Work order: Give back every record word for word, but keep the pictures out.

[Data section Boundary: Start]

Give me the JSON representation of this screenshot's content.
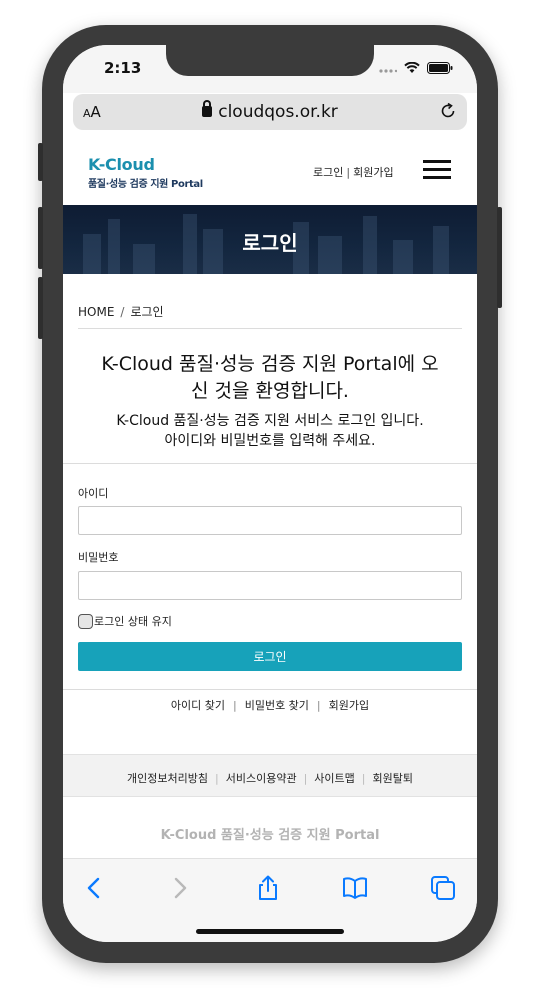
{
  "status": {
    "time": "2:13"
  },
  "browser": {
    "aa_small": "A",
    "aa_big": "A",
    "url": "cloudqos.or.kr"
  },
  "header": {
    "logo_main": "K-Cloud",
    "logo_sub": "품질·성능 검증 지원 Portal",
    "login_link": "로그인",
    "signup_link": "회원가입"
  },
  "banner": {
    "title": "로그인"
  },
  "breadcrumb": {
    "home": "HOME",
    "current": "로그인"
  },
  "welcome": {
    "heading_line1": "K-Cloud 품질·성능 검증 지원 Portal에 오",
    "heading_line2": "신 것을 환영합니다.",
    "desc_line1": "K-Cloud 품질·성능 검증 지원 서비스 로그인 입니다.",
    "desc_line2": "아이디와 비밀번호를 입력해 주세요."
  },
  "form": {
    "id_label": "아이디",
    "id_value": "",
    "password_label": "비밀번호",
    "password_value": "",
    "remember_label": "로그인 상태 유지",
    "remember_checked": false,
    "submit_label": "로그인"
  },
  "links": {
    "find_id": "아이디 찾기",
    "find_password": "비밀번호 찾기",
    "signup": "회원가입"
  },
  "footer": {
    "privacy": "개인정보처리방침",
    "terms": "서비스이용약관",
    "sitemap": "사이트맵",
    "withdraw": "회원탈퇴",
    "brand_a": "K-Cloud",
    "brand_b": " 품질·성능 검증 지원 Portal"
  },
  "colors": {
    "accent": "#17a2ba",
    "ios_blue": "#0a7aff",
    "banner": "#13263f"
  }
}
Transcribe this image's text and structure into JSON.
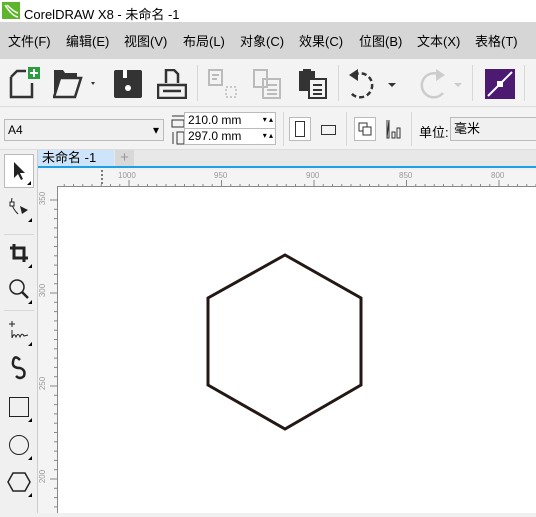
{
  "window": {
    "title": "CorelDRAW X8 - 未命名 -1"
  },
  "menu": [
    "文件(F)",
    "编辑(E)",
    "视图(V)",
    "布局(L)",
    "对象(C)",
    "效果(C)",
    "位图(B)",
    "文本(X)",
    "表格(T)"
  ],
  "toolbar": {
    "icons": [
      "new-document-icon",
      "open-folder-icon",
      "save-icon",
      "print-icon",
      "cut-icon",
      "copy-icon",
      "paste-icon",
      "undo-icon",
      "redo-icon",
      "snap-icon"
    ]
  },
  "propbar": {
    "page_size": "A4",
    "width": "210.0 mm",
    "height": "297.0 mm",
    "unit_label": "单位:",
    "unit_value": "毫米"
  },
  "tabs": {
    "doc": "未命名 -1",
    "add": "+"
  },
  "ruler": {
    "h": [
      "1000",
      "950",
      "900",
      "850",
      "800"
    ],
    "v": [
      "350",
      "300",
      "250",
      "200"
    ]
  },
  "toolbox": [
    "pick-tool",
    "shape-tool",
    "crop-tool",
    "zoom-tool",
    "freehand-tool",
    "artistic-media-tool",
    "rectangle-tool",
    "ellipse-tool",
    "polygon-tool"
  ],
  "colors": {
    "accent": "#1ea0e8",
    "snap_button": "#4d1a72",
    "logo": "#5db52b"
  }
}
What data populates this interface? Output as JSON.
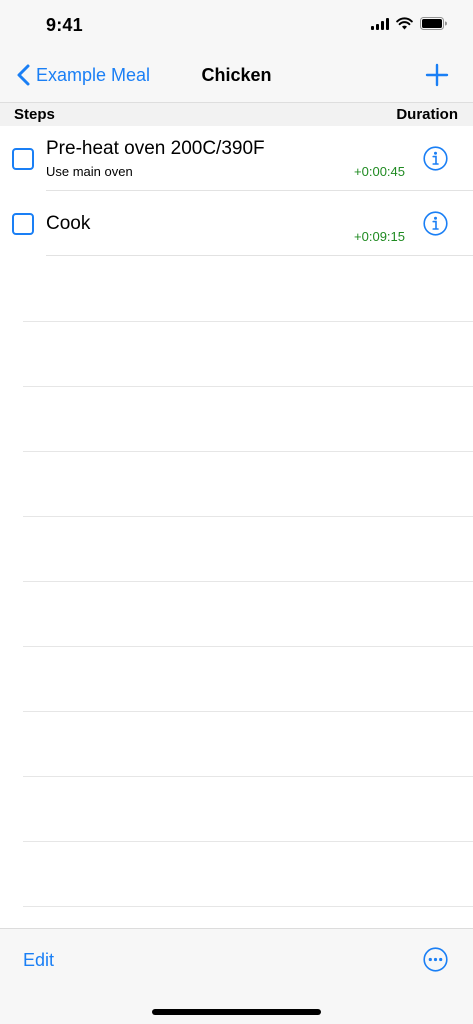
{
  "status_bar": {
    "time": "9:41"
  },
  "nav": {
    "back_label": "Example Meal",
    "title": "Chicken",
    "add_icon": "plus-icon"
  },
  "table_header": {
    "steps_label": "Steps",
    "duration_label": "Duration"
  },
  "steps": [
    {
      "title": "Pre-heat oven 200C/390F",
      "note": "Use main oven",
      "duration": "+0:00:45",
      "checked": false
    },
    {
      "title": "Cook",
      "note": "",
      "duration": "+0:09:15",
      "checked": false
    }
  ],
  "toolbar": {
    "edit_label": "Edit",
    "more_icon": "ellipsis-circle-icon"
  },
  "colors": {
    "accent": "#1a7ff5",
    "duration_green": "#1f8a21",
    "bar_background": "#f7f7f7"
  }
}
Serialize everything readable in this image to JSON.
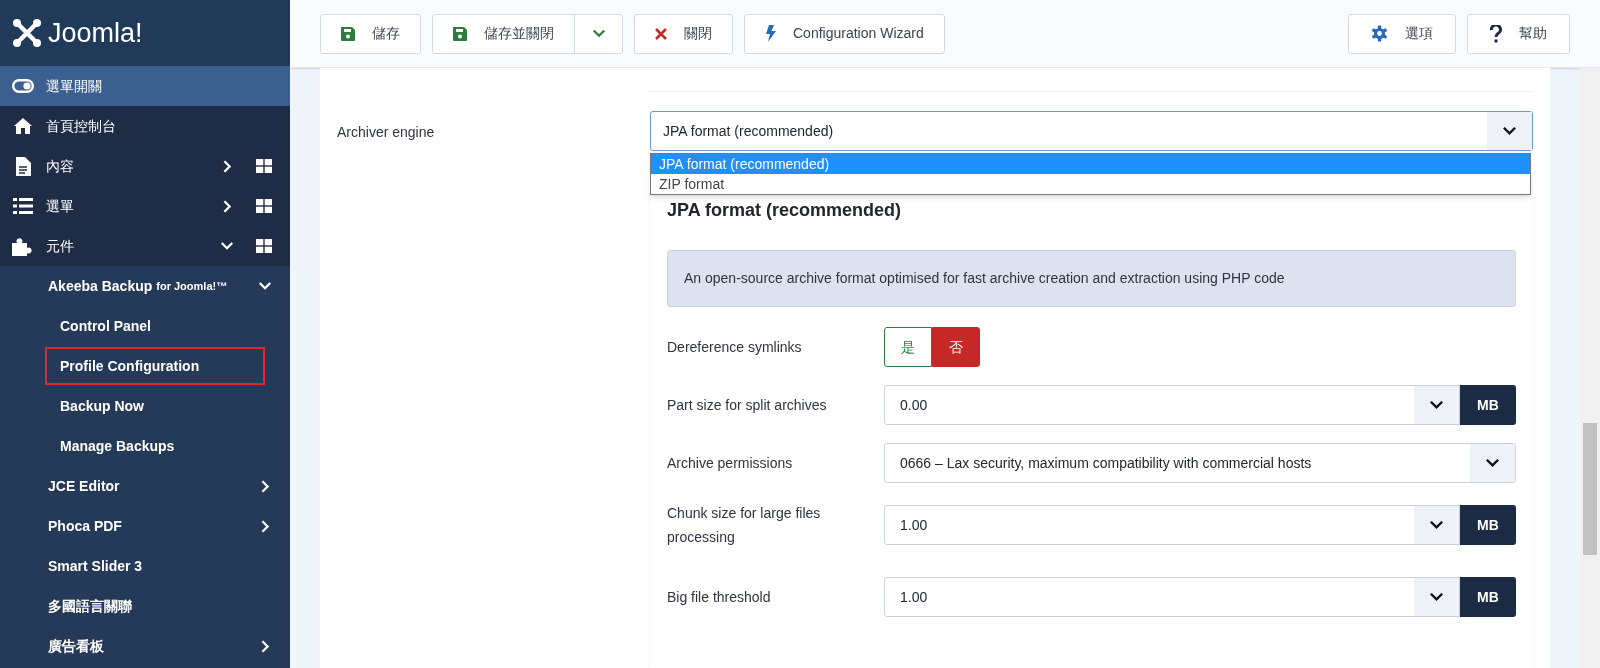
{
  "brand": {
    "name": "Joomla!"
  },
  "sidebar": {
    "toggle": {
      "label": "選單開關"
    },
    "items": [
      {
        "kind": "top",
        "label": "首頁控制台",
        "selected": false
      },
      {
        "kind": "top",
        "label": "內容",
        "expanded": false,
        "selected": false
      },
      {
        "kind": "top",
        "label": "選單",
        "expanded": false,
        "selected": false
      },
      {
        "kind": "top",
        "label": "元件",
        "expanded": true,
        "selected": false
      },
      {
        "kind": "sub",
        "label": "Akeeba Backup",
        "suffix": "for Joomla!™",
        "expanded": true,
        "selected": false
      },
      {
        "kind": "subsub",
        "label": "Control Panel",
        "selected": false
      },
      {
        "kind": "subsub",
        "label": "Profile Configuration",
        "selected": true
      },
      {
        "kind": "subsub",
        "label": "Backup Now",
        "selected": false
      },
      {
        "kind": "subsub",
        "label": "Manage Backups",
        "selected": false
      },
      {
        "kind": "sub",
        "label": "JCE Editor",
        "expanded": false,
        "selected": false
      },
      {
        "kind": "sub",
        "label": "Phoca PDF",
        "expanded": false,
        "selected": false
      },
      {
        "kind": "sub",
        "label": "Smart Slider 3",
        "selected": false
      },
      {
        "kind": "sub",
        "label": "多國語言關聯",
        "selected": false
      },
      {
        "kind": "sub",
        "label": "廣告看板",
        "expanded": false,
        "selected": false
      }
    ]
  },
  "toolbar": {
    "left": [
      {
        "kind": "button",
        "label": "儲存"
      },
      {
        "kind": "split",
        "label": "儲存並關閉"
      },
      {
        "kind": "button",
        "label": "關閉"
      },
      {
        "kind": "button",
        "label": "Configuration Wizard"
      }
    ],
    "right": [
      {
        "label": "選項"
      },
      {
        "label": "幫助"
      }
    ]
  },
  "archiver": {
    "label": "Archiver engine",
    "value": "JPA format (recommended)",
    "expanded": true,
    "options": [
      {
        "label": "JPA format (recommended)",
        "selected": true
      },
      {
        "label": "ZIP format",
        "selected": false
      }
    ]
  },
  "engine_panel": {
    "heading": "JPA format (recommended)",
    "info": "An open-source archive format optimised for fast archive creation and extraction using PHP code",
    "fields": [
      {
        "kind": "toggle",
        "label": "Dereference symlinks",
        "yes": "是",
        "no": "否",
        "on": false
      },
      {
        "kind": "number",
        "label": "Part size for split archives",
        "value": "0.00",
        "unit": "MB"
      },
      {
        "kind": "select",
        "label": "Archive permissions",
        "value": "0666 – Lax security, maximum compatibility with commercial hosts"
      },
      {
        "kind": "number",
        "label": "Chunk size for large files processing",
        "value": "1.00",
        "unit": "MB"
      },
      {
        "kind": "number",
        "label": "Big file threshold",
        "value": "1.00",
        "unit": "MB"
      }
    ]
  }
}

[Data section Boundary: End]

Solution below:
Give me the JSON representation of this screenshot's content.
{
  "status": {
    "time": "2:13"
  },
  "browser": {
    "aa_small": "A",
    "aa_big": "A",
    "url": "cloudqos.or.kr"
  },
  "header": {
    "logo_main": "K-Cloud",
    "logo_sub": "품질·성능 검증 지원 Portal",
    "login_link": "로그인",
    "signup_link": "회원가입"
  },
  "banner": {
    "title": "로그인"
  },
  "breadcrumb": {
    "home": "HOME",
    "current": "로그인"
  },
  "welcome": {
    "heading_line1": "K-Cloud 품질·성능 검증 지원 Portal에 오",
    "heading_line2": "신 것을 환영합니다.",
    "desc_line1": "K-Cloud 품질·성능 검증 지원 서비스 로그인 입니다.",
    "desc_line2": "아이디와 비밀번호를 입력해 주세요."
  },
  "form": {
    "id_label": "아이디",
    "id_value": "",
    "password_label": "비밀번호",
    "password_value": "",
    "remember_label": "로그인 상태 유지",
    "remember_checked": false,
    "submit_label": "로그인"
  },
  "links": {
    "find_id": "아이디 찾기",
    "find_password": "비밀번호 찾기",
    "signup": "회원가입"
  },
  "footer": {
    "privacy": "개인정보처리방침",
    "terms": "서비스이용약관",
    "sitemap": "사이트맵",
    "withdraw": "회원탈퇴",
    "brand_a": "K-Cloud",
    "brand_b": " 품질·성능 검증 지원 Portal"
  },
  "colors": {
    "accent": "#17a2ba",
    "ios_blue": "#0a7aff",
    "banner": "#13263f"
  }
}
Transcribe this image's text and structure into JSON.
{
  "window": {
    "title": "CorelDRAW X8 - 未命名 -1"
  },
  "menu": [
    "文件(F)",
    "编辑(E)",
    "视图(V)",
    "布局(L)",
    "对象(C)",
    "效果(C)",
    "位图(B)",
    "文本(X)",
    "表格(T)"
  ],
  "toolbar": {
    "icons": [
      "new-document-icon",
      "open-folder-icon",
      "save-icon",
      "print-icon",
      "cut-icon",
      "copy-icon",
      "paste-icon",
      "undo-icon",
      "redo-icon",
      "snap-icon"
    ]
  },
  "propbar": {
    "page_size": "A4",
    "width": "210.0 mm",
    "height": "297.0 mm",
    "unit_label": "单位:",
    "unit_value": "毫米"
  },
  "tabs": {
    "doc": "未命名 -1",
    "add": "+"
  },
  "ruler": {
    "h": [
      "1000",
      "950",
      "900",
      "850",
      "800"
    ],
    "v": [
      "350",
      "300",
      "250",
      "200"
    ]
  },
  "toolbox": [
    "pick-tool",
    "shape-tool",
    "crop-tool",
    "zoom-tool",
    "freehand-tool",
    "artistic-media-tool",
    "rectangle-tool",
    "ellipse-tool",
    "polygon-tool"
  ],
  "colors": {
    "accent": "#1ea0e8",
    "snap_button": "#4d1a72",
    "logo": "#5db52b"
  }
}
What data populates this interface? Output as JSON.
{
  "status_bar": {
    "time": "9:41"
  },
  "nav": {
    "back_label": "Example Meal",
    "title": "Chicken",
    "add_icon": "plus-icon"
  },
  "table_header": {
    "steps_label": "Steps",
    "duration_label": "Duration"
  },
  "steps": [
    {
      "title": "Pre-heat oven 200C/390F",
      "note": "Use main oven",
      "duration": "+0:00:45",
      "checked": false
    },
    {
      "title": "Cook",
      "note": "",
      "duration": "+0:09:15",
      "checked": false
    }
  ],
  "toolbar": {
    "edit_label": "Edit",
    "more_icon": "ellipsis-circle-icon"
  },
  "colors": {
    "accent": "#1a7ff5",
    "duration_green": "#1f8a21",
    "bar_background": "#f7f7f7"
  }
}
Serialize everything readable in this image to JSON.
{
  "brand": {
    "name": "Joomla!"
  },
  "sidebar": {
    "toggle": {
      "label": "選單開關"
    },
    "items": [
      {
        "kind": "top",
        "label": "首頁控制台",
        "selected": false
      },
      {
        "kind": "top",
        "label": "內容",
        "expanded": false,
        "selected": false
      },
      {
        "kind": "top",
        "label": "選單",
        "expanded": false,
        "selected": false
      },
      {
        "kind": "top",
        "label": "元件",
        "expanded": true,
        "selected": false
      },
      {
        "kind": "sub",
        "label": "Akeeba Backup",
        "suffix": "for Joomla!™",
        "expanded": true,
        "selected": false
      },
      {
        "kind": "subsub",
        "label": "Control Panel",
        "selected": false
      },
      {
        "kind": "subsub",
        "label": "Profile Configuration",
        "selected": true
      },
      {
        "kind": "subsub",
        "label": "Backup Now",
        "selected": false
      },
      {
        "kind": "subsub",
        "label": "Manage Backups",
        "selected": false
      },
      {
        "kind": "sub",
        "label": "JCE Editor",
        "expanded": false,
        "selected": false
      },
      {
        "kind": "sub",
        "label": "Phoca PDF",
        "expanded": false,
        "selected": false
      },
      {
        "kind": "sub",
        "label": "Smart Slider 3",
        "selected": false
      },
      {
        "kind": "sub",
        "label": "多國語言關聯",
        "selected": false
      },
      {
        "kind": "sub",
        "label": "廣告看板",
        "expanded": false,
        "selected": false
      }
    ]
  },
  "toolbar": {
    "left": [
      {
        "kind": "button",
        "label": "儲存"
      },
      {
        "kind": "split",
        "label": "儲存並關閉"
      },
      {
        "kind": "button",
        "label": "關閉"
      },
      {
        "kind": "button",
        "label": "Configuration Wizard"
      }
    ],
    "right": [
      {
        "label": "選項"
      },
      {
        "label": "幫助"
      }
    ]
  },
  "archiver": {
    "label": "Archiver engine",
    "value": "JPA format (recommended)",
    "expanded": true,
    "options": [
      {
        "label": "JPA format (recommended)",
        "selected": true
      },
      {
        "label": "ZIP format",
        "selected": false
      }
    ]
  },
  "engine_panel": {
    "heading": "JPA format (recommended)",
    "info": "An open-source archive format optimised for fast archive creation and extraction using PHP code",
    "fields": [
      {
        "kind": "toggle",
        "label": "Dereference symlinks",
        "yes": "是",
        "no": "否",
        "on": false
      },
      {
        "kind": "number",
        "label": "Part size for split archives",
        "value": "0.00",
        "unit": "MB"
      },
      {
        "kind": "select",
        "label": "Archive permissions",
        "value": "0666 – Lax security, maximum compatibility with commercial hosts"
      },
      {
        "kind": "number",
        "label": "Chunk size for large files processing",
        "value": "1.00",
        "unit": "MB"
      },
      {
        "kind": "number",
        "label": "Big file threshold",
        "value": "1.00",
        "unit": "MB"
      }
    ]
  }
}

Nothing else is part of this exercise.